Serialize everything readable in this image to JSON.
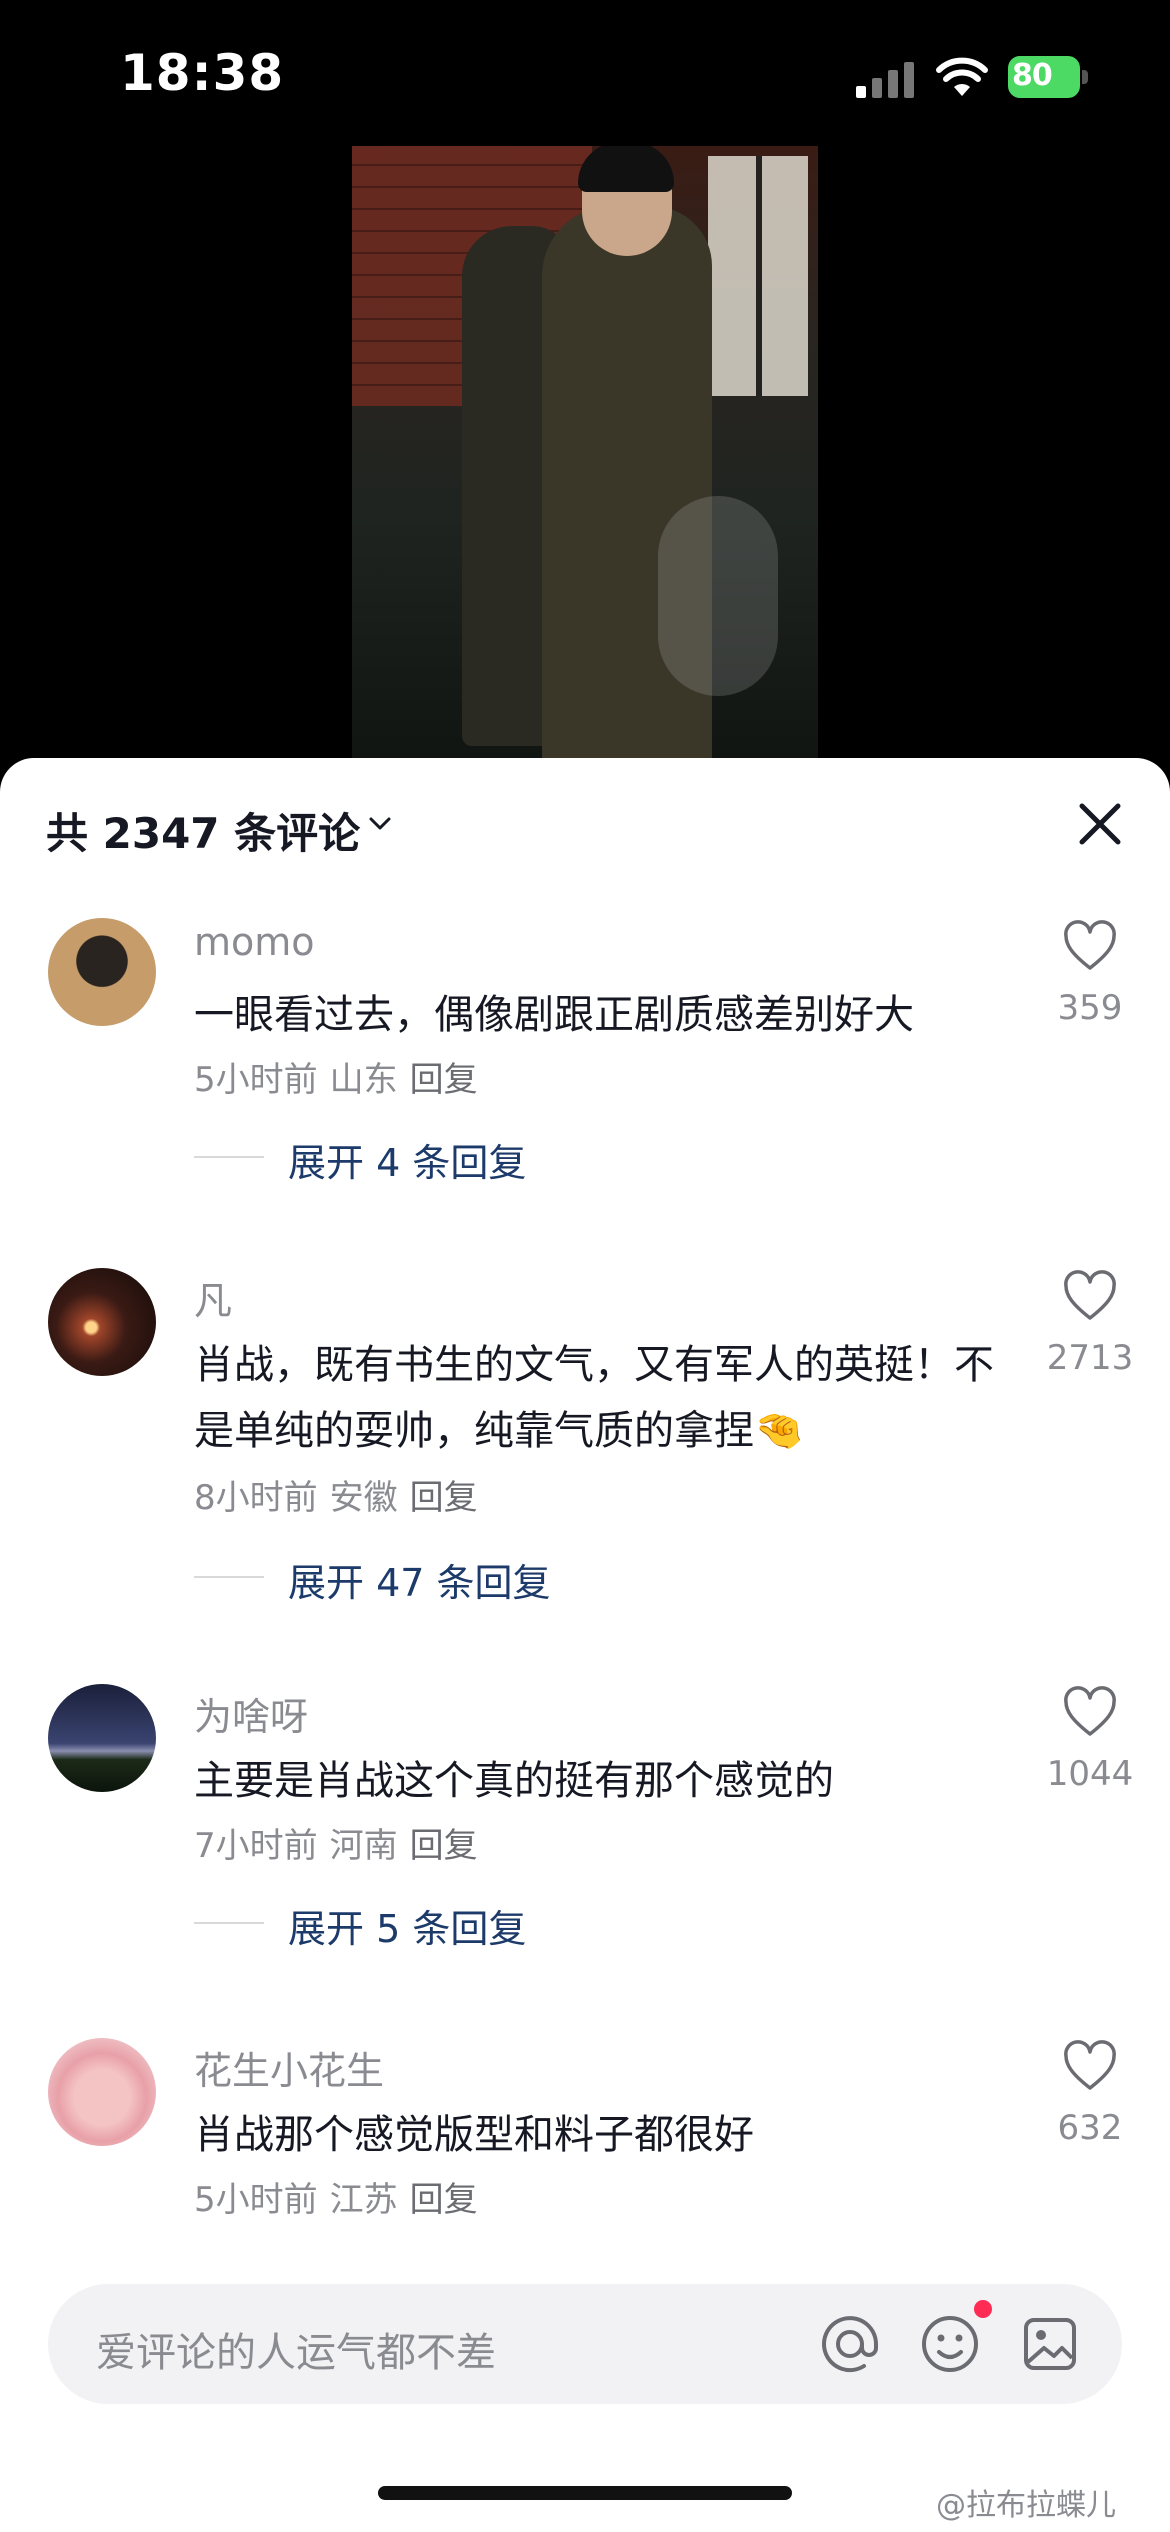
{
  "status_bar": {
    "time": "18:38",
    "battery": "80"
  },
  "header": {
    "comment_count_title": "共 2347 条评论"
  },
  "comments": [
    {
      "username": "momo",
      "text": "一眼看过去，偶像剧跟正剧质感差别好大",
      "time": "5小时前",
      "location": "山东",
      "reply_label": "回复",
      "likes": "359",
      "expand_label": "展开 4 条回复"
    },
    {
      "username": "凡",
      "text": "肖战，既有书生的文气，又有军人的英挺！不是单纯的耍帅，纯靠气质的拿捏🤏",
      "time": "8小时前",
      "location": "安徽",
      "reply_label": "回复",
      "likes": "2713",
      "expand_label": "展开 47 条回复"
    },
    {
      "username": "为啥呀",
      "text": "主要是肖战这个真的挺有那个感觉的",
      "time": "7小时前",
      "location": "河南",
      "reply_label": "回复",
      "likes": "1044",
      "expand_label": "展开 5 条回复"
    },
    {
      "username": "花生小花生",
      "text": "肖战那个感觉版型和料子都很好",
      "time": "5小时前",
      "location": "江苏",
      "reply_label": "回复",
      "likes": "632"
    }
  ],
  "input": {
    "placeholder": "爱评论的人运气都不差"
  },
  "watermark": "@拉布拉蝶儿",
  "colors": {
    "accent_red": "#fe2c55",
    "link_blue": "#1c3a6a",
    "battery_green": "#4cd964"
  }
}
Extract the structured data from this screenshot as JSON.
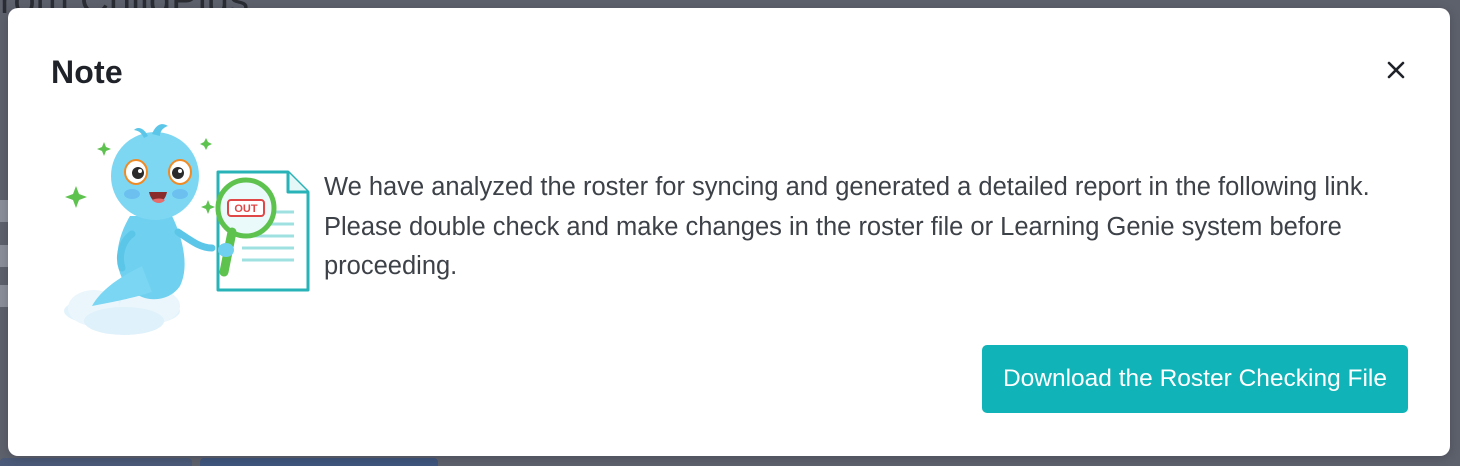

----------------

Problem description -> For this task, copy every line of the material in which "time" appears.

Written answer ->
    "time": "18:38",
      "time": "5小时前",
      "time": "8小时前",
      "time": "7小时前",
      "time": "5小时前",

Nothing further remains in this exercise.